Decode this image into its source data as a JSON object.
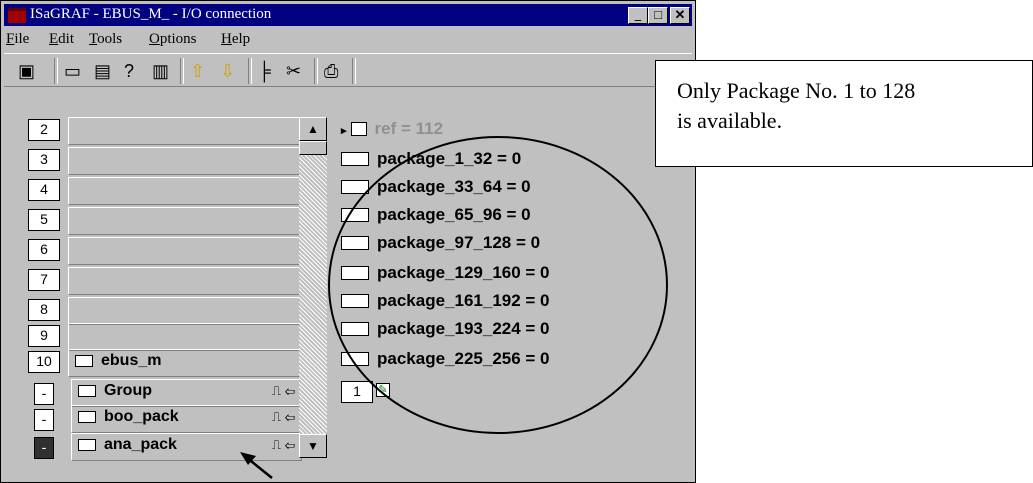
{
  "window": {
    "title": "ISaGRAF - EBUS_M_ - I/O connection",
    "controls": [
      "_",
      "□",
      "✕"
    ]
  },
  "menu": [
    "File",
    "Edit",
    "Tools",
    "Options",
    "Help"
  ],
  "menu_hotkeys": [
    "F",
    "E",
    "T",
    "O",
    "H"
  ],
  "slots": [
    {
      "num": "2",
      "label": ""
    },
    {
      "num": "3",
      "label": ""
    },
    {
      "num": "4",
      "label": ""
    },
    {
      "num": "5",
      "label": ""
    },
    {
      "num": "6",
      "label": ""
    },
    {
      "num": "7",
      "label": ""
    },
    {
      "num": "8",
      "label": ""
    },
    {
      "num": "9",
      "label": ""
    },
    {
      "num": "10",
      "label": "ebus_m"
    }
  ],
  "sub_boards": [
    {
      "marker": "-",
      "label": "Group"
    },
    {
      "marker": "-",
      "label": "boo_pack"
    },
    {
      "marker": "-",
      "label": "ana_pack"
    }
  ],
  "variables": {
    "ref": "ref = 112",
    "packages": [
      "package_1_32 = 0",
      "package_33_64 = 0",
      "package_65_96 = 0",
      "package_97_128 = 0",
      "package_129_160 = 0",
      "package_161_192 = 0",
      "package_193_224 = 0",
      "package_225_256 = 0"
    ],
    "channel_index": "1"
  },
  "callout": {
    "line1": "Only Package No. 1 to 128",
    "line2": "is available."
  },
  "icons": [
    "app-icon",
    "minimize-icon",
    "maximize-icon",
    "close-icon",
    "page-setup-icon",
    "board-icon",
    "module-icon",
    "help-icon",
    "delete-icon",
    "up-arrow-icon",
    "down-arrow-icon",
    "tree-icon",
    "cut-icon",
    "print-icon"
  ]
}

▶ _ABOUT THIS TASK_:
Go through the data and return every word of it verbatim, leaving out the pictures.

▶ _WRITTEN ANSWER_:
Decode this image into its source data as a JSON object.
{
  "window": {
    "title": "ISaGRAF - EBUS_M_ - I/O connection",
    "controls": [
      "_",
      "□",
      "✕"
    ]
  },
  "menu": [
    "File",
    "Edit",
    "Tools",
    "Options",
    "Help"
  ],
  "menu_hotkeys": [
    "F",
    "E",
    "T",
    "O",
    "H"
  ],
  "slots": [
    {
      "num": "2",
      "label": ""
    },
    {
      "num": "3",
      "label": ""
    },
    {
      "num": "4",
      "label": ""
    },
    {
      "num": "5",
      "label": ""
    },
    {
      "num": "6",
      "label": ""
    },
    {
      "num": "7",
      "label": ""
    },
    {
      "num": "8",
      "label": ""
    },
    {
      "num": "9",
      "label": ""
    },
    {
      "num": "10",
      "label": "ebus_m"
    }
  ],
  "sub_boards": [
    {
      "marker": "-",
      "label": "Group"
    },
    {
      "marker": "-",
      "label": "boo_pack"
    },
    {
      "marker": "-",
      "label": "ana_pack"
    }
  ],
  "variables": {
    "ref": "ref = 112",
    "packages": [
      "package_1_32 = 0",
      "package_33_64 = 0",
      "package_65_96 = 0",
      "package_97_128 = 0",
      "package_129_160 = 0",
      "package_161_192 = 0",
      "package_193_224 = 0",
      "package_225_256 = 0"
    ],
    "channel_index": "1"
  },
  "callout": {
    "line1": "Only Package No. 1 to 128",
    "line2": "is available."
  },
  "icons": [
    "app-icon",
    "minimize-icon",
    "maximize-icon",
    "close-icon",
    "page-setup-icon",
    "board-icon",
    "module-icon",
    "help-icon",
    "delete-icon",
    "up-arrow-icon",
    "down-arrow-icon",
    "tree-icon",
    "cut-icon",
    "print-icon"
  ]
}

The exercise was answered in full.